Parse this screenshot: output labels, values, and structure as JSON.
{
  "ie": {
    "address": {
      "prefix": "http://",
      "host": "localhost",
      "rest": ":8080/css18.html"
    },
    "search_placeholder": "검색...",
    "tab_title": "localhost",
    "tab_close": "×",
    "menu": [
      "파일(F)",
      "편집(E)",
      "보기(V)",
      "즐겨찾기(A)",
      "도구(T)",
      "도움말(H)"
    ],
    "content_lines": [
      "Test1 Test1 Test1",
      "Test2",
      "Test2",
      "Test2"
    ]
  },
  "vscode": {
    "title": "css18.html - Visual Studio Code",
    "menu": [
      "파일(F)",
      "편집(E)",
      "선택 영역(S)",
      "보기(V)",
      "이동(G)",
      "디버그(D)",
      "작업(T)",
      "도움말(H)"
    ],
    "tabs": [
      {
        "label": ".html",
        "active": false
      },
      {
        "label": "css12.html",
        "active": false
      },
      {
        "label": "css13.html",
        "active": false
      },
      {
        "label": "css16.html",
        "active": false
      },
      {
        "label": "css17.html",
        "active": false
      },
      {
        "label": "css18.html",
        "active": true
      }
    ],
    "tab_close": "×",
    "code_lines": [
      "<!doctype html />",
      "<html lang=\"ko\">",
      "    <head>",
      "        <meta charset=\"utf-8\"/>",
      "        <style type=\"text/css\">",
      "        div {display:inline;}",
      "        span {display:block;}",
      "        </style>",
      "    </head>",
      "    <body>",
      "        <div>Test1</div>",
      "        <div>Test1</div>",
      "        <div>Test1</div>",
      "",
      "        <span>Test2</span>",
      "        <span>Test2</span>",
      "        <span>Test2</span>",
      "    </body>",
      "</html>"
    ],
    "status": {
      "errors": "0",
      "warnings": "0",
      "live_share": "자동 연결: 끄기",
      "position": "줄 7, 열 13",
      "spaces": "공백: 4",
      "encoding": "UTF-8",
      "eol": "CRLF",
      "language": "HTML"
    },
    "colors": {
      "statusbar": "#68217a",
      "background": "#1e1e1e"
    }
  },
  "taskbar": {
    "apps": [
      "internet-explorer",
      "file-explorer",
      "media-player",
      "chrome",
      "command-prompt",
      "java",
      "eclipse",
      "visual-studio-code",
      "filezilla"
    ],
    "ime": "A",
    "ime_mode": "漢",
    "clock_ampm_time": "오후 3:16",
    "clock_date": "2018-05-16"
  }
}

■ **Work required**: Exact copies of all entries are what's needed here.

■ **Your response**:
Parse this screenshot: output labels, values, and structure as JSON.
{
  "ie": {
    "address": {
      "prefix": "http://",
      "host": "localhost",
      "rest": ":8080/css18.html"
    },
    "search_placeholder": "검색...",
    "tab_title": "localhost",
    "tab_close": "×",
    "menu": [
      "파일(F)",
      "편집(E)",
      "보기(V)",
      "즐겨찾기(A)",
      "도구(T)",
      "도움말(H)"
    ],
    "content_lines": [
      "Test1 Test1 Test1",
      "Test2",
      "Test2",
      "Test2"
    ]
  },
  "vscode": {
    "title": "css18.html - Visual Studio Code",
    "menu": [
      "파일(F)",
      "편집(E)",
      "선택 영역(S)",
      "보기(V)",
      "이동(G)",
      "디버그(D)",
      "작업(T)",
      "도움말(H)"
    ],
    "tabs": [
      {
        "label": ".html",
        "active": false
      },
      {
        "label": "css12.html",
        "active": false
      },
      {
        "label": "css13.html",
        "active": false
      },
      {
        "label": "css16.html",
        "active": false
      },
      {
        "label": "css17.html",
        "active": false
      },
      {
        "label": "css18.html",
        "active": true
      }
    ],
    "tab_close": "×",
    "code_lines": [
      "<!doctype html />",
      "<html lang=\"ko\">",
      "    <head>",
      "        <meta charset=\"utf-8\"/>",
      "        <style type=\"text/css\">",
      "        div {display:inline;}",
      "        span {display:block;}",
      "        </style>",
      "    </head>",
      "    <body>",
      "        <div>Test1</div>",
      "        <div>Test1</div>",
      "        <div>Test1</div>",
      "",
      "        <span>Test2</span>",
      "        <span>Test2</span>",
      "        <span>Test2</span>",
      "    </body>",
      "</html>"
    ],
    "status": {
      "errors": "0",
      "warnings": "0",
      "live_share": "자동 연결: 끄기",
      "position": "줄 7, 열 13",
      "spaces": "공백: 4",
      "encoding": "UTF-8",
      "eol": "CRLF",
      "language": "HTML"
    },
    "colors": {
      "statusbar": "#68217a",
      "background": "#1e1e1e"
    }
  },
  "taskbar": {
    "apps": [
      "internet-explorer",
      "file-explorer",
      "media-player",
      "chrome",
      "command-prompt",
      "java",
      "eclipse",
      "visual-studio-code",
      "filezilla"
    ],
    "ime": "A",
    "ime_mode": "漢",
    "clock_ampm_time": "오후 3:16",
    "clock_date": "2018-05-16"
  }
}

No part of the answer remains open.